- **Exercise requirements**
Every record below must be returned word for word, with the pictures left out.

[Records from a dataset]

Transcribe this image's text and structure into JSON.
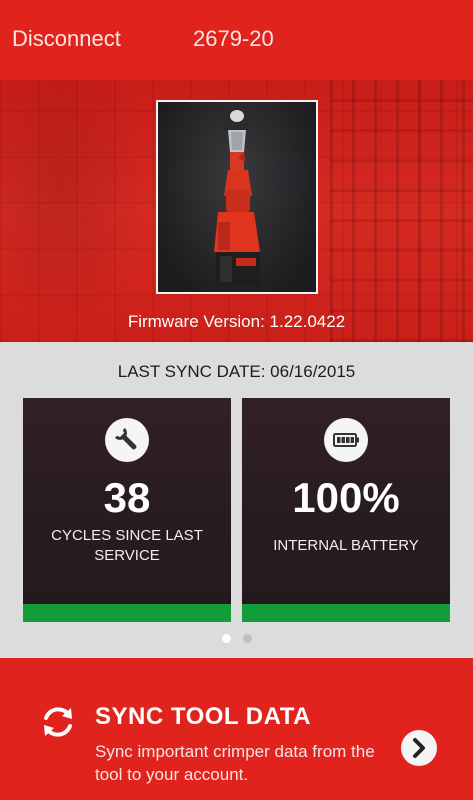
{
  "header": {
    "disconnect_label": "Disconnect",
    "model": "2679-20"
  },
  "device": {
    "image_icon": "crimper-tool-image",
    "firmware": "Firmware Version: 1.22.0422"
  },
  "status": {
    "last_sync": "LAST SYNC DATE: 06/16/2015",
    "cards": [
      {
        "icon": "wrench-icon",
        "value": "38",
        "label": "CYCLES SINCE LAST SERVICE",
        "bar_color": "#139d3a"
      },
      {
        "icon": "battery-icon",
        "value": "100%",
        "label": "INTERNAL BATTERY",
        "bar_color": "#139d3a"
      }
    ],
    "pager": {
      "count": 2,
      "active": 1
    }
  },
  "sync": {
    "icon": "sync-icon",
    "title": "SYNC TOOL DATA",
    "description": "Sync important crimper data from the tool to your account.",
    "next_icon": "chevron-right-icon"
  },
  "colors": {
    "brand_red": "#e0231d",
    "status_green": "#139d3a",
    "card_dark": "#2a1d22"
  }
}
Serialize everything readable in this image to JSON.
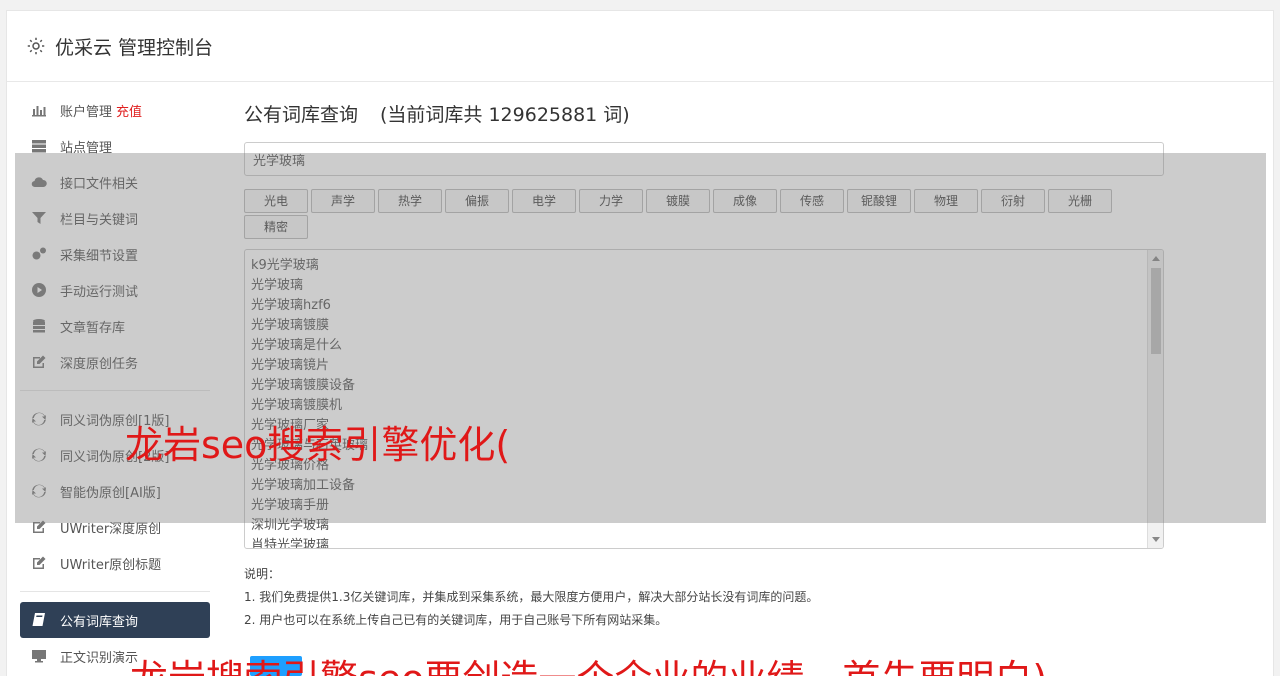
{
  "app": {
    "title": "优采云 管理控制台"
  },
  "sidebar": {
    "items": [
      {
        "label": "账户管理",
        "extra": "充值",
        "icon": "bar-chart-icon"
      },
      {
        "label": "站点管理",
        "icon": "server-icon"
      },
      {
        "label": "接口文件相关",
        "icon": "cloud-upload-icon"
      },
      {
        "label": "栏目与关键词",
        "icon": "filter-icon"
      },
      {
        "label": "采集细节设置",
        "icon": "gears-icon"
      },
      {
        "label": "手动运行测试",
        "icon": "play-circle-icon"
      },
      {
        "label": "文章暂存库",
        "icon": "database-icon"
      },
      {
        "label": "深度原创任务",
        "icon": "edit-icon"
      }
    ],
    "items2": [
      {
        "label": "同义词伪原创[1版]",
        "icon": "refresh-icon"
      },
      {
        "label": "同义词伪原创[2版]",
        "icon": "refresh-icon"
      },
      {
        "label": "智能伪原创[AI版]",
        "icon": "refresh-icon"
      },
      {
        "label": "UWriter深度原创",
        "icon": "edit-icon"
      },
      {
        "label": "UWriter原创标题",
        "icon": "edit-icon"
      }
    ],
    "items3": [
      {
        "label": "公有词库查询",
        "icon": "book-icon",
        "active": true
      },
      {
        "label": "正文识别演示",
        "icon": "desktop-icon"
      }
    ]
  },
  "main": {
    "title": "公有词库查询",
    "count_text": "(当前词库共 129625881 词)",
    "search_value": "光学玻璃",
    "tags": [
      "光电",
      "声学",
      "热学",
      "偏振",
      "电学",
      "力学",
      "镀膜",
      "成像",
      "传感",
      "铌酸锂",
      "物理",
      "衍射",
      "光栅",
      "精密"
    ],
    "results": [
      "k9光学玻璃",
      "光学玻璃",
      "光学玻璃hzf6",
      "光学玻璃镀膜",
      "光学玻璃是什么",
      "光学玻璃镜片",
      "光学玻璃镀膜设备",
      "光学玻璃镀膜机",
      "光学玻璃厂家",
      "光学玻璃与石英玻璃",
      "光学玻璃价格",
      "光学玻璃加工设备",
      "光学玻璃手册",
      "深圳光学玻璃",
      "肖特光学玻璃"
    ],
    "notes": {
      "heading": "说明：",
      "line1": "1. 我们免费提供1.3亿关键词库，并集成到采集系统，最大限度方便用户，解决大部分站长没有词库的问题。",
      "line2": "2. 用户也可以在系统上传自己已有的关键词库，用于自己账号下所有网站采集。"
    }
  },
  "watermarks": {
    "wm1": "龙岩seo搜索引擎优化(",
    "wm2": "龙岩搜索引擎seo要创造一个企业的业绩，首先要明白)"
  },
  "colors": {
    "active_bg": "#2f4056",
    "accent_red": "#e02020",
    "watermark_red": "#e01818"
  }
}
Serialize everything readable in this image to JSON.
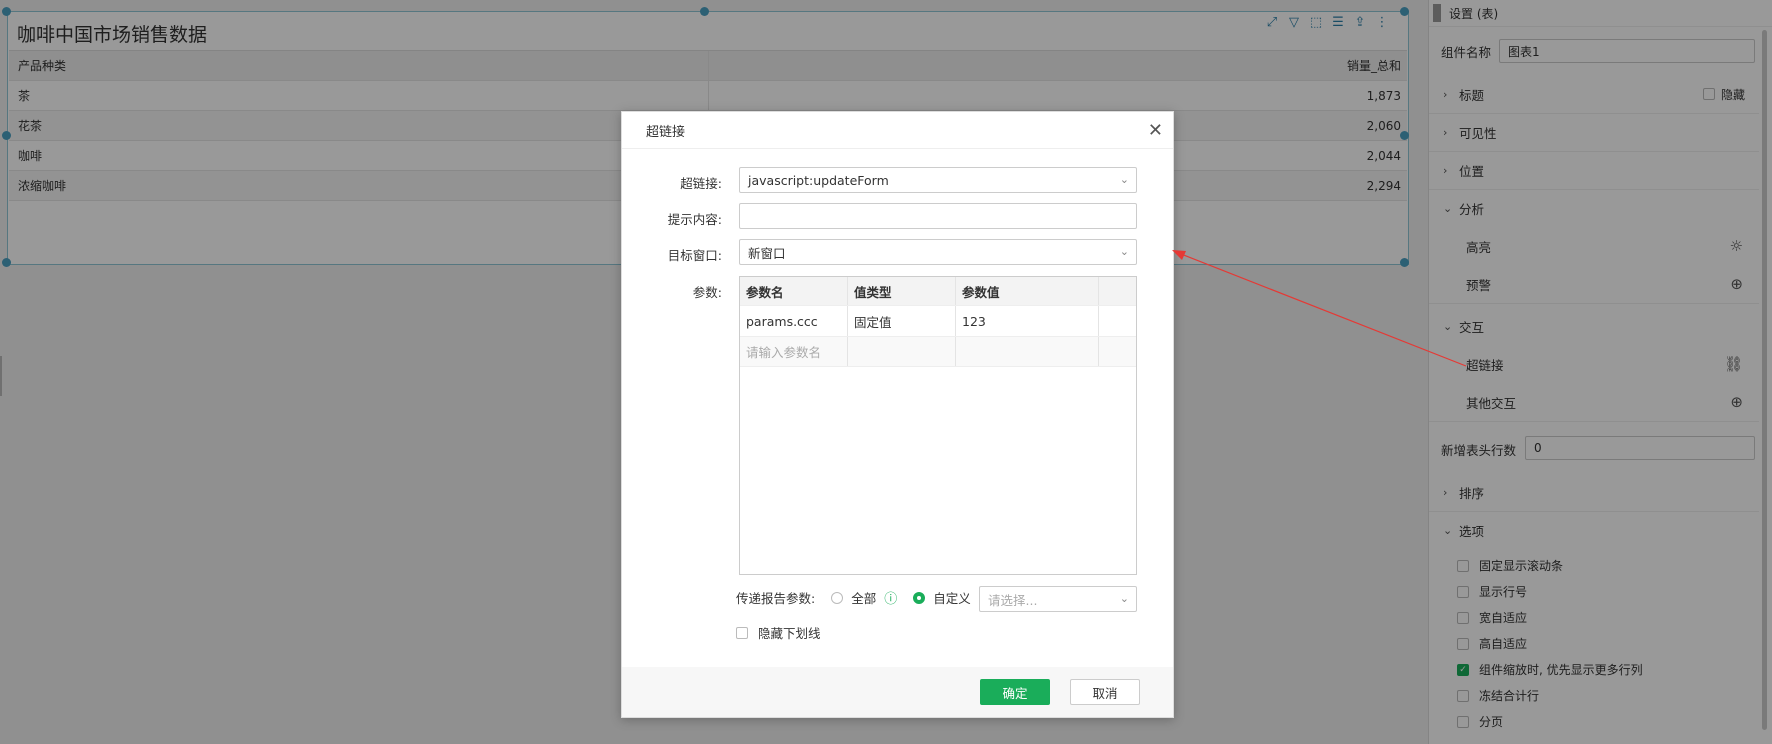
{
  "widget": {
    "title": "咖啡中国市场销售数据",
    "columns": [
      "产品种类",
      "销量_总和"
    ],
    "rows": [
      {
        "name": "茶",
        "value": "1,873"
      },
      {
        "name": "花茶",
        "value": "2,060"
      },
      {
        "name": "咖啡",
        "value": "2,044"
      },
      {
        "name": "浓缩咖啡",
        "value": "2,294"
      }
    ]
  },
  "panel": {
    "header": "设置 (表)",
    "component_name_label": "组件名称",
    "component_name_value": "图表1",
    "title_section": "标题",
    "hide_label": "隐藏",
    "visibility_section": "可见性",
    "position_section": "位置",
    "analysis_section": "分析",
    "highlight": "高亮",
    "warning": "预警",
    "interaction_section": "交互",
    "hyperlink": "超链接",
    "other_interaction": "其他交互",
    "new_header_rows_label": "新增表头行数",
    "new_header_rows_value": "0",
    "sort_section": "排序",
    "options_section": "选项",
    "options": [
      {
        "label": "固定显示滚动条",
        "checked": false
      },
      {
        "label": "显示行号",
        "checked": false
      },
      {
        "label": "宽自适应",
        "checked": false
      },
      {
        "label": "高自适应",
        "checked": false
      },
      {
        "label": "组件缩放时, 优先显示更多行列",
        "checked": true
      },
      {
        "label": "冻结合计行",
        "checked": false
      },
      {
        "label": "分页",
        "checked": false
      }
    ]
  },
  "dialog": {
    "title": "超链接",
    "link_label": "超链接:",
    "link_value": "javascript:updateForm",
    "tooltip_label": "提示内容:",
    "tooltip_value": "",
    "target_label": "目标窗口:",
    "target_value": "新窗口",
    "params_label": "参数:",
    "param_columns": [
      "参数名",
      "值类型",
      "参数值"
    ],
    "param_rows": [
      {
        "name": "params.ccc",
        "type": "固定值",
        "value": "123"
      }
    ],
    "param_name_placeholder": "请输入参数名",
    "pass_params_label": "传递报告参数:",
    "all_label": "全部",
    "custom_label": "自定义",
    "select_placeholder": "请选择...",
    "hide_underline_label": "隐藏下划线",
    "ok_label": "确定",
    "cancel_label": "取消"
  },
  "colors": {
    "accent": "#1aad5a",
    "selection": "#4aa0c2",
    "annotation_arrow": "#e53935"
  }
}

- **Output of the exercise**
Transcribe this image's text and structure into JSON.
{
  "header": {
    "disconnect_label": "Disconnect",
    "model": "2679-20"
  },
  "device": {
    "image_icon": "crimper-tool-image",
    "firmware": "Firmware Version: 1.22.0422"
  },
  "status": {
    "last_sync": "LAST SYNC DATE: 06/16/2015",
    "cards": [
      {
        "icon": "wrench-icon",
        "value": "38",
        "label": "CYCLES SINCE LAST SERVICE",
        "bar_color": "#139d3a"
      },
      {
        "icon": "battery-icon",
        "value": "100%",
        "label": "INTERNAL BATTERY",
        "bar_color": "#139d3a"
      }
    ],
    "pager": {
      "count": 2,
      "active": 1
    }
  },
  "sync": {
    "icon": "sync-icon",
    "title": "SYNC TOOL DATA",
    "description": "Sync important crimper data from the tool to your account.",
    "next_icon": "chevron-right-icon"
  },
  "colors": {
    "brand_red": "#e0231d",
    "status_green": "#139d3a",
    "card_dark": "#2a1d22"
  }
}
Serialize everything readable in this image to JSON.
{
  "app": {
    "title": "优采云 管理控制台"
  },
  "sidebar": {
    "items": [
      {
        "label": "账户管理",
        "extra": "充值",
        "icon": "bar-chart-icon"
      },
      {
        "label": "站点管理",
        "icon": "server-icon"
      },
      {
        "label": "接口文件相关",
        "icon": "cloud-upload-icon"
      },
      {
        "label": "栏目与关键词",
        "icon": "filter-icon"
      },
      {
        "label": "采集细节设置",
        "icon": "gears-icon"
      },
      {
        "label": "手动运行测试",
        "icon": "play-circle-icon"
      },
      {
        "label": "文章暂存库",
        "icon": "database-icon"
      },
      {
        "label": "深度原创任务",
        "icon": "edit-icon"
      }
    ],
    "items2": [
      {
        "label": "同义词伪原创[1版]",
        "icon": "refresh-icon"
      },
      {
        "label": "同义词伪原创[2版]",
        "icon": "refresh-icon"
      },
      {
        "label": "智能伪原创[AI版]",
        "icon": "refresh-icon"
      },
      {
        "label": "UWriter深度原创",
        "icon": "edit-icon"
      },
      {
        "label": "UWriter原创标题",
        "icon": "edit-icon"
      }
    ],
    "items3": [
      {
        "label": "公有词库查询",
        "icon": "book-icon",
        "active": true
      },
      {
        "label": "正文识别演示",
        "icon": "desktop-icon"
      }
    ]
  },
  "main": {
    "title": "公有词库查询",
    "count_text": "(当前词库共 129625881 词)",
    "search_value": "光学玻璃",
    "tags": [
      "光电",
      "声学",
      "热学",
      "偏振",
      "电学",
      "力学",
      "镀膜",
      "成像",
      "传感",
      "铌酸锂",
      "物理",
      "衍射",
      "光栅",
      "精密"
    ],
    "results": [
      "k9光学玻璃",
      "光学玻璃",
      "光学玻璃hzf6",
      "光学玻璃镀膜",
      "光学玻璃是什么",
      "光学玻璃镜片",
      "光学玻璃镀膜设备",
      "光学玻璃镀膜机",
      "光学玻璃厂家",
      "光学玻璃与石英玻璃",
      "光学玻璃价格",
      "光学玻璃加工设备",
      "光学玻璃手册",
      "深圳光学玻璃",
      "肖特光学玻璃"
    ],
    "notes": {
      "heading": "说明：",
      "line1": "1. 我们免费提供1.3亿关键词库，并集成到采集系统，最大限度方便用户，解决大部分站长没有词库的问题。",
      "line2": "2. 用户也可以在系统上传自己已有的关键词库，用于自己账号下所有网站采集。"
    }
  },
  "watermarks": {
    "wm1": "龙岩seo搜索引擎优化(",
    "wm2": "龙岩搜索引擎seo要创造一个企业的业绩，首先要明白)"
  },
  "colors": {
    "active_bg": "#2f4056",
    "accent_red": "#e02020",
    "watermark_red": "#e01818"
  }
}
Serialize everything readable in this image to JSON.
{
  "widget": {
    "title": "咖啡中国市场销售数据",
    "columns": [
      "产品种类",
      "销量_总和"
    ],
    "rows": [
      {
        "name": "茶",
        "value": "1,873"
      },
      {
        "name": "花茶",
        "value": "2,060"
      },
      {
        "name": "咖啡",
        "value": "2,044"
      },
      {
        "name": "浓缩咖啡",
        "value": "2,294"
      }
    ]
  },
  "panel": {
    "header": "设置 (表)",
    "component_name_label": "组件名称",
    "component_name_value": "图表1",
    "title_section": "标题",
    "hide_label": "隐藏",
    "visibility_section": "可见性",
    "position_section": "位置",
    "analysis_section": "分析",
    "highlight": "高亮",
    "warning": "预警",
    "interaction_section": "交互",
    "hyperlink": "超链接",
    "other_interaction": "其他交互",
    "new_header_rows_label": "新增表头行数",
    "new_header_rows_value": "0",
    "sort_section": "排序",
    "options_section": "选项",
    "options": [
      {
        "label": "固定显示滚动条",
        "checked": false
      },
      {
        "label": "显示行号",
        "checked": false
      },
      {
        "label": "宽自适应",
        "checked": false
      },
      {
        "label": "高自适应",
        "checked": false
      },
      {
        "label": "组件缩放时, 优先显示更多行列",
        "checked": true
      },
      {
        "label": "冻结合计行",
        "checked": false
      },
      {
        "label": "分页",
        "checked": false
      }
    ]
  },
  "dialog": {
    "title": "超链接",
    "link_label": "超链接:",
    "link_value": "javascript:updateForm",
    "tooltip_label": "提示内容:",
    "tooltip_value": "",
    "target_label": "目标窗口:",
    "target_value": "新窗口",
    "params_label": "参数:",
    "param_columns": [
      "参数名",
      "值类型",
      "参数值"
    ],
    "param_rows": [
      {
        "name": "params.ccc",
        "type": "固定值",
        "value": "123"
      }
    ],
    "param_name_placeholder": "请输入参数名",
    "pass_params_label": "传递报告参数:",
    "all_label": "全部",
    "custom_label": "自定义",
    "select_placeholder": "请选择...",
    "hide_underline_label": "隐藏下划线",
    "ok_label": "确定",
    "cancel_label": "取消"
  },
  "colors": {
    "accent": "#1aad5a",
    "selection": "#4aa0c2",
    "annotation_arrow": "#e53935"
  }
}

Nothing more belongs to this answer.